> **Work to be completed**: The answer must be a single number: how many lines below contain "Scripts".

> **Dataset records**:
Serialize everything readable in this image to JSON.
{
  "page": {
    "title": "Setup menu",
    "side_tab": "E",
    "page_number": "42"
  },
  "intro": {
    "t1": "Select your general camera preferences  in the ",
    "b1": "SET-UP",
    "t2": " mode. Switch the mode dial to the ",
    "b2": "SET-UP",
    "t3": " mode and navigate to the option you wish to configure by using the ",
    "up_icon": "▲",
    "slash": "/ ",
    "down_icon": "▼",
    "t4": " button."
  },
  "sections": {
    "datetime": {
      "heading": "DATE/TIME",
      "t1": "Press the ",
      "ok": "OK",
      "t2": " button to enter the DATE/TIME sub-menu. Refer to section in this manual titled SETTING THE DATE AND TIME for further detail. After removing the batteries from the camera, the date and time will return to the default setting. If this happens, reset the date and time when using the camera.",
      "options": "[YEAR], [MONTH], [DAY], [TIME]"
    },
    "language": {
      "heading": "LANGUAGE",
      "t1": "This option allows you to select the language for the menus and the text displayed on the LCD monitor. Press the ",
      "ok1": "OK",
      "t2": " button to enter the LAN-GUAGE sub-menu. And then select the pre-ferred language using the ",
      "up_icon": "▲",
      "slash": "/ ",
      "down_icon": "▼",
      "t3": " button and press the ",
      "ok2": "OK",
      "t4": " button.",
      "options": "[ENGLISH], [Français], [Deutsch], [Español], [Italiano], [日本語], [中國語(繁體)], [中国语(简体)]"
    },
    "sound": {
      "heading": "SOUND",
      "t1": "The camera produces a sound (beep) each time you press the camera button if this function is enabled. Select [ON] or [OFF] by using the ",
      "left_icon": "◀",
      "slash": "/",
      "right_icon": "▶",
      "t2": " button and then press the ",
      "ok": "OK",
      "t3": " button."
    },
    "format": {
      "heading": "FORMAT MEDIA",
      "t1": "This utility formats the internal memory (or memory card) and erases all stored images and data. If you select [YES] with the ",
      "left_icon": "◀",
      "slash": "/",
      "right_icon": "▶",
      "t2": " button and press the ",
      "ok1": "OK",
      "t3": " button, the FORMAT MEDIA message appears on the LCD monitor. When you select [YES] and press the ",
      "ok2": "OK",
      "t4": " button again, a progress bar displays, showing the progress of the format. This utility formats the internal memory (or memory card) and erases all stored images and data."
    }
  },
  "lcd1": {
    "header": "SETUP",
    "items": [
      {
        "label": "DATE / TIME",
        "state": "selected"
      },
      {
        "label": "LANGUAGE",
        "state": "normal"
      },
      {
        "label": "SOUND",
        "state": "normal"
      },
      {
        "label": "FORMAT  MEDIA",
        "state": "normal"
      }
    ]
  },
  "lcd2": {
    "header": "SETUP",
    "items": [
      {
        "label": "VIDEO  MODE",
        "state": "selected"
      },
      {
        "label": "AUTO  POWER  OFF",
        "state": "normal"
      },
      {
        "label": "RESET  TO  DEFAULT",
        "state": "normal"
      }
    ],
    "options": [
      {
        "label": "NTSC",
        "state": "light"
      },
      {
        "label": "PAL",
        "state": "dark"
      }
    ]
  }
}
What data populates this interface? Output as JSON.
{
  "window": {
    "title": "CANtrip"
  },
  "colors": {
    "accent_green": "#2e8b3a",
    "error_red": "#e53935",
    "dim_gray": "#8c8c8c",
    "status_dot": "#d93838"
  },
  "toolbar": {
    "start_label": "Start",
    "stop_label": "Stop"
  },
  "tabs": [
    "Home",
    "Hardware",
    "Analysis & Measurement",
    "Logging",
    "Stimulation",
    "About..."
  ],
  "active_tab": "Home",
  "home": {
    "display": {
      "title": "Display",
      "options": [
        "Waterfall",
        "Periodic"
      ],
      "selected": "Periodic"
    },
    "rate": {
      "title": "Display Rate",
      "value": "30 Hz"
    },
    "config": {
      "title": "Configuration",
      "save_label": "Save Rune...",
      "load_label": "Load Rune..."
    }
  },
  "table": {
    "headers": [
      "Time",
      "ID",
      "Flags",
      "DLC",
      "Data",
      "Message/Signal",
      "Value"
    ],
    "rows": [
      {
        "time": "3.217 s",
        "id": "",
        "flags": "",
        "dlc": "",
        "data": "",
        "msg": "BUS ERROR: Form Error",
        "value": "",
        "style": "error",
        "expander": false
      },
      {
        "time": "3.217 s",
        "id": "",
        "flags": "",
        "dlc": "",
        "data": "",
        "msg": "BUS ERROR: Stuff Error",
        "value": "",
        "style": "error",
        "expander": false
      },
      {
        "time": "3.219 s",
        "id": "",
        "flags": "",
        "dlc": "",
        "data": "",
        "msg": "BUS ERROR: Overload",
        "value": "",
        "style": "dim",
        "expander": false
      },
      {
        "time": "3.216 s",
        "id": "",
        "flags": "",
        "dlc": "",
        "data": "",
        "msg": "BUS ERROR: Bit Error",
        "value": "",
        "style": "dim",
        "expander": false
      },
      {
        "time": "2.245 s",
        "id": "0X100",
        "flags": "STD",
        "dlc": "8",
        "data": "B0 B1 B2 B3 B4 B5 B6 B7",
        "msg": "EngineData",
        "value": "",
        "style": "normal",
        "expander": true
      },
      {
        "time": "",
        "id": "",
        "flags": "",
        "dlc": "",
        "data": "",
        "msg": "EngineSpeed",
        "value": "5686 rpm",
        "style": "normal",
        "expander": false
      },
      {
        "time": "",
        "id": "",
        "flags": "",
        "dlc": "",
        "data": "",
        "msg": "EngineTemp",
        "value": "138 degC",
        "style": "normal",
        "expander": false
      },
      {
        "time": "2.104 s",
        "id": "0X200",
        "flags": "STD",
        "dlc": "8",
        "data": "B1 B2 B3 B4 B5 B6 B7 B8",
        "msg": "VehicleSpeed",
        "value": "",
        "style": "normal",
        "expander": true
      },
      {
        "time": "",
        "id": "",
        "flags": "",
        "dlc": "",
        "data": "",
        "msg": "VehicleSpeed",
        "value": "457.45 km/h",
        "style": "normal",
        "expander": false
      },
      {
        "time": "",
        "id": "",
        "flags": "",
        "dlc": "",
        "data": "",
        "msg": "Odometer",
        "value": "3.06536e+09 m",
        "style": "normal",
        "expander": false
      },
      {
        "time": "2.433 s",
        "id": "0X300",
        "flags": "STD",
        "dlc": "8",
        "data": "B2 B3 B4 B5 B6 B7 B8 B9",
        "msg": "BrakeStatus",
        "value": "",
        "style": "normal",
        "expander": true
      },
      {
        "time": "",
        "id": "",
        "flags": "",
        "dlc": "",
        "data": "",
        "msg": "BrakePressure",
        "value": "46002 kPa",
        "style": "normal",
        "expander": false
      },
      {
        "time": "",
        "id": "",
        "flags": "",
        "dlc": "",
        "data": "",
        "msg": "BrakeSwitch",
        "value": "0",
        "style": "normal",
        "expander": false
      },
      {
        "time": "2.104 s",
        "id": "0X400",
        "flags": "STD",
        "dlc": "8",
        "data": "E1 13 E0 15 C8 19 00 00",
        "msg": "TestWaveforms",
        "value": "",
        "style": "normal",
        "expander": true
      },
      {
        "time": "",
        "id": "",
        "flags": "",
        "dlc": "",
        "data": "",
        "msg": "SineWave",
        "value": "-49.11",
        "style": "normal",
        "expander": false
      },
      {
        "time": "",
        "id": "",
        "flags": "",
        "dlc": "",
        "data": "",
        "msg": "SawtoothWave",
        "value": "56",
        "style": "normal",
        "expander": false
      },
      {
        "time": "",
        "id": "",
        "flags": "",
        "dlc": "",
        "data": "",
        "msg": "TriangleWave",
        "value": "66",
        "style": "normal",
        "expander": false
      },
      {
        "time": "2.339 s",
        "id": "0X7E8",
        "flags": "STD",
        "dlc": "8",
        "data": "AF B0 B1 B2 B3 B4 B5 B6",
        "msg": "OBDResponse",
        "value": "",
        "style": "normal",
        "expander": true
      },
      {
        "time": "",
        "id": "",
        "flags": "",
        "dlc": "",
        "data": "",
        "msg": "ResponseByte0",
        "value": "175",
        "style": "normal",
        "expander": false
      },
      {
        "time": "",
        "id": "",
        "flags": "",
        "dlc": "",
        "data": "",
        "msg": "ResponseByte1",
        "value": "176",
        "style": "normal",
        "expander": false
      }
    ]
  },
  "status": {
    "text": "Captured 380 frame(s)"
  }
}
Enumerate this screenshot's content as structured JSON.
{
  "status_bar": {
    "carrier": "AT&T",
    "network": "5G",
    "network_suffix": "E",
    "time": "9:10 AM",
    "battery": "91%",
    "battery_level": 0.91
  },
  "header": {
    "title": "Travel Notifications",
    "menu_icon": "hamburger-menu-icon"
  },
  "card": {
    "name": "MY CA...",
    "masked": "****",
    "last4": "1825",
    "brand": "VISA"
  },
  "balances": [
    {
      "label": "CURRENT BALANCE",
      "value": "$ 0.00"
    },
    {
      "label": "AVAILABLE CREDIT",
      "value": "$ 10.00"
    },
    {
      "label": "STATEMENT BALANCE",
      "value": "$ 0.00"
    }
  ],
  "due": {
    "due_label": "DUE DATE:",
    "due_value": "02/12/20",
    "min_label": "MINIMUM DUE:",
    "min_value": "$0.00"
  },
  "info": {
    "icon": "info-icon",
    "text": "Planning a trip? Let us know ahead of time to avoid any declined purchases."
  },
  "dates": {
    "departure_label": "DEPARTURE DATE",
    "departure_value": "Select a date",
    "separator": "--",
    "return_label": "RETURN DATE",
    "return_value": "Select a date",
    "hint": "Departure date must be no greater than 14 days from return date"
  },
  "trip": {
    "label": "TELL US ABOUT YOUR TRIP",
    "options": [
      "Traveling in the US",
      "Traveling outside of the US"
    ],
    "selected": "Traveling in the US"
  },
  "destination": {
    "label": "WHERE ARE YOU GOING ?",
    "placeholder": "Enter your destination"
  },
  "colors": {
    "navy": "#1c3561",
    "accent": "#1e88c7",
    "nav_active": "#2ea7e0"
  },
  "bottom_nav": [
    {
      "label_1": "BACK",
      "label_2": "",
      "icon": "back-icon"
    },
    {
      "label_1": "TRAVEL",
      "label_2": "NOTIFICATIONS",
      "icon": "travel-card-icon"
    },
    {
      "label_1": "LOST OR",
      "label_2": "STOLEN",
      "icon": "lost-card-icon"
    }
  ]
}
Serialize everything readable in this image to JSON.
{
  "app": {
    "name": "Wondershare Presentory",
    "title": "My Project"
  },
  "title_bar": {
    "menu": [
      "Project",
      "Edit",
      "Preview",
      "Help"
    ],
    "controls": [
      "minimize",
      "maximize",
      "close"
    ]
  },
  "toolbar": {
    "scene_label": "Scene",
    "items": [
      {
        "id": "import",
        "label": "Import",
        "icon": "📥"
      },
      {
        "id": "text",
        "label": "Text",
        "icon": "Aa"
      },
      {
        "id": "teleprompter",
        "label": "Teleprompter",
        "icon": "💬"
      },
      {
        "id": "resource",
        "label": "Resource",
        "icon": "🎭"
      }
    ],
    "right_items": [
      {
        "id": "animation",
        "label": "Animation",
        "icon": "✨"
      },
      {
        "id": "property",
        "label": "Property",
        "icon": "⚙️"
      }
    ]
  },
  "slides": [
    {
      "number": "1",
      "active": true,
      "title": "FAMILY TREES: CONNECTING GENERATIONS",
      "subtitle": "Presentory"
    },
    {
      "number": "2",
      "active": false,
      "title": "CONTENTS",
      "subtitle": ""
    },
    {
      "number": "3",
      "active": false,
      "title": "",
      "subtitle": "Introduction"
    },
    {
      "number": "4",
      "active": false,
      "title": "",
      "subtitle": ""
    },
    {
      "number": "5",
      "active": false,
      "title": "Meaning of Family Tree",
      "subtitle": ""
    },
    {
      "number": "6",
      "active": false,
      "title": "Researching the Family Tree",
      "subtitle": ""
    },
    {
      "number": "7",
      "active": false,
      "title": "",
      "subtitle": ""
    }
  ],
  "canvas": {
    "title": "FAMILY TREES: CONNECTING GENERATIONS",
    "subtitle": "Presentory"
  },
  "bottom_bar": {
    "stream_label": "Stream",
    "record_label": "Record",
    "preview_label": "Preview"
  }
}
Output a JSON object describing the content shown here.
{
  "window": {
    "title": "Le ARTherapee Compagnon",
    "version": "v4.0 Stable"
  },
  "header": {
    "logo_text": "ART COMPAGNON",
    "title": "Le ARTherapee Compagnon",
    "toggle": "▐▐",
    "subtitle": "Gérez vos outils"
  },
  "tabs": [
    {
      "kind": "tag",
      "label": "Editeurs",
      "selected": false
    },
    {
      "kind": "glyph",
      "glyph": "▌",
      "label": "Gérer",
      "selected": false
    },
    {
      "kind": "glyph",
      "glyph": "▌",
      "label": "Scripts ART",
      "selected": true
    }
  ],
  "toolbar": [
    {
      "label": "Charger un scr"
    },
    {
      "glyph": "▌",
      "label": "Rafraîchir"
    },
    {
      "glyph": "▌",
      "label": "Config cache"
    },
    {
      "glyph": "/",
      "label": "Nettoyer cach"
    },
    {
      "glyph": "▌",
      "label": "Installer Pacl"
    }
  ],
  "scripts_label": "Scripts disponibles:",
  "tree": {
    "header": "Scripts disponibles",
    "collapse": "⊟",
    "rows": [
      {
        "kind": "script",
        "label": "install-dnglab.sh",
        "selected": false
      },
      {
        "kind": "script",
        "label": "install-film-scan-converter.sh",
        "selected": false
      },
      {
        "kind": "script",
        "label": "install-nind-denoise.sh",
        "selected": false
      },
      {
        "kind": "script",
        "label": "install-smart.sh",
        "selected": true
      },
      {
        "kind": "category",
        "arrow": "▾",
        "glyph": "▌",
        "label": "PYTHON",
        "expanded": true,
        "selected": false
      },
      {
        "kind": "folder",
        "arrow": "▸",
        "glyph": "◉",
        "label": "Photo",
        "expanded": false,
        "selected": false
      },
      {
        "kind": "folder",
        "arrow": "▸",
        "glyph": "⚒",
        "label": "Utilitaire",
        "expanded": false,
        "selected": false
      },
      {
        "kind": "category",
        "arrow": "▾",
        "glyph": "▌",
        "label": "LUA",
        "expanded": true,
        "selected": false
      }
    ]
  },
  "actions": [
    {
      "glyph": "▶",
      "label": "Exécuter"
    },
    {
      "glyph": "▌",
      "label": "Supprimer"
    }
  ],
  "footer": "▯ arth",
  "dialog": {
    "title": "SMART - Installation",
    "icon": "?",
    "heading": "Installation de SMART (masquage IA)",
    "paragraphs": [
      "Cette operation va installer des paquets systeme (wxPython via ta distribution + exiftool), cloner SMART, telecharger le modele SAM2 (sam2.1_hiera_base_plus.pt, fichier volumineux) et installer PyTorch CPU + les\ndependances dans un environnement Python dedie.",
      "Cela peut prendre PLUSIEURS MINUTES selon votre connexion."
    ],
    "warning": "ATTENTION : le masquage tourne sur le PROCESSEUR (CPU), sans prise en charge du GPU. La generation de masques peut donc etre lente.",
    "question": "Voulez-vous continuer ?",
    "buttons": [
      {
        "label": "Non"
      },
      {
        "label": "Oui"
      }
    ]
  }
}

> **Output of the exercise**: 3